I've never flown such a long distance in a four seat airplane. The novelty seemed to shift perspective somewhat into the sublime. I mean, having your own private airplane is a level of freedom that's difficult to explain. If I can ever actually get a license to fly, I hope to explain more of it to many people first hand. The undercurrent of natural fear (we were after all in a glorified 2,000lb aluminum tub 8,000 feet up in the sky) and disbelief that we were actually flying on our own to a destination of our choice ... combined like a sweet and sour mix in my soul.

I guess I'll have to forgo some of the details of the flight.
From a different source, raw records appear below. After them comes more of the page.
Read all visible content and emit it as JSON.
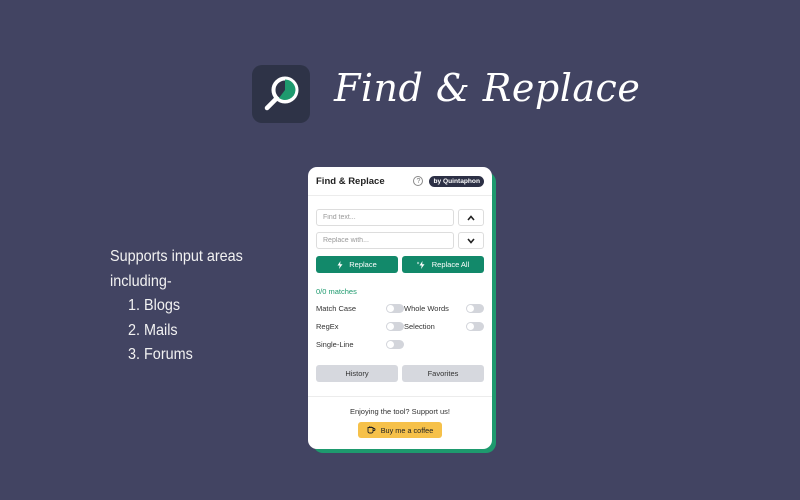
{
  "header": {
    "app_title": "Find & Replace",
    "logo_icon": "magnifier-icon"
  },
  "features": {
    "intro_line1": "Supports input areas",
    "intro_line2": "including-",
    "items": [
      "1. Blogs",
      "2. Mails",
      "3. Forums"
    ]
  },
  "panel": {
    "title": "Find & Replace",
    "help_icon_text": "?",
    "badge": "by Quintaphon",
    "find_placeholder": "Find text...",
    "replace_placeholder": "Replace with...",
    "replace_label": "Replace",
    "replace_all_label": "Replace All",
    "matches_text": "0/0 matches",
    "options": {
      "match_case": "Match Case",
      "whole_words": "Whole Words",
      "regex": "RegEx",
      "selection": "Selection",
      "single_line": "Single-Line"
    },
    "history_label": "History",
    "favorites_label": "Favorites",
    "support_text": "Enjoying the tool? Support us!",
    "coffee_label": "Buy me a coffee"
  },
  "colors": {
    "background": "#424462",
    "accent_green": "#12896a",
    "coffee_yellow": "#f6c14a"
  }
}
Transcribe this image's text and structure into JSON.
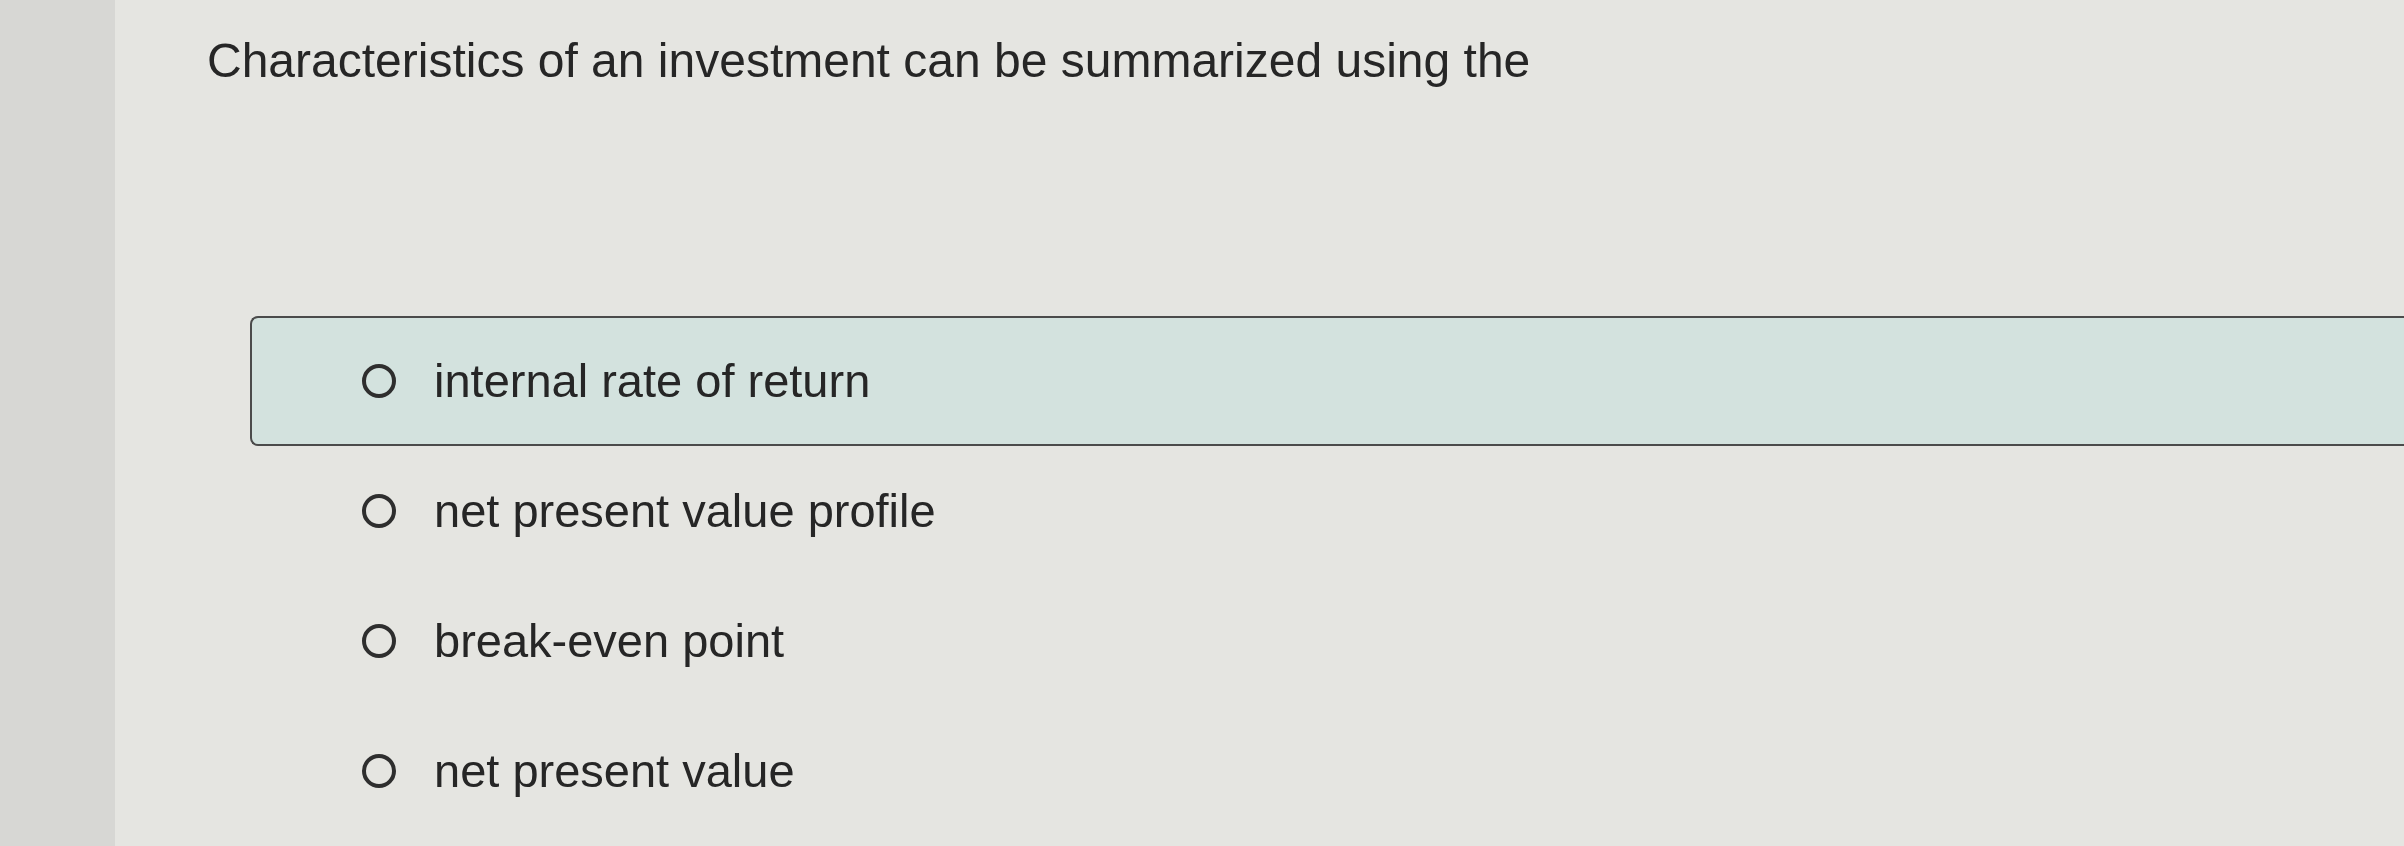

Or perhaps add them later. Daniel did a fine job getting us safely to Somerset NJ (KSMQ). The weather was lovely here in VA but got a bit dicey farther north. I got to experience several new aspects of flight first hand. I was blown away at how well the plane's autopilot works. You really can fly the thing by doing little more than twisting some knobs and pressing some buttons. Yet, I also saw how Air Traffic Control (ATC) can vector you all over the place when flying an IFR (instrument flight rules) flight plan. We started out heading towards the Chesapeake Bay, then got routed West of Philadelphia. This zig zagging continued much of the trip along with several denied requests to fly above (as opposed to through) the clouds. The latter makes for a bit of a bumpy, blind ride. I have to give a small plug for the Garmin GPS 496. It was fantastic. The whole flight up we were able to track any semblance of problem weather ... and avoid it.

The flight home was picture perfect. I can't wait to do it again soon.

That will have to do for now. I have several hours of study left ahead for the evening. I'll close with a link to photos from the flight. Click the picture below and it will redirect you to the Picasa web album. Laura did a great job taking pictures during both flights. I hope you'll agree these are some great shots of the Chesapeake, Virginia ... and clouds. Enjoy.

[Click the image below to see the pictures]


Oh and fasten your seat belts, please.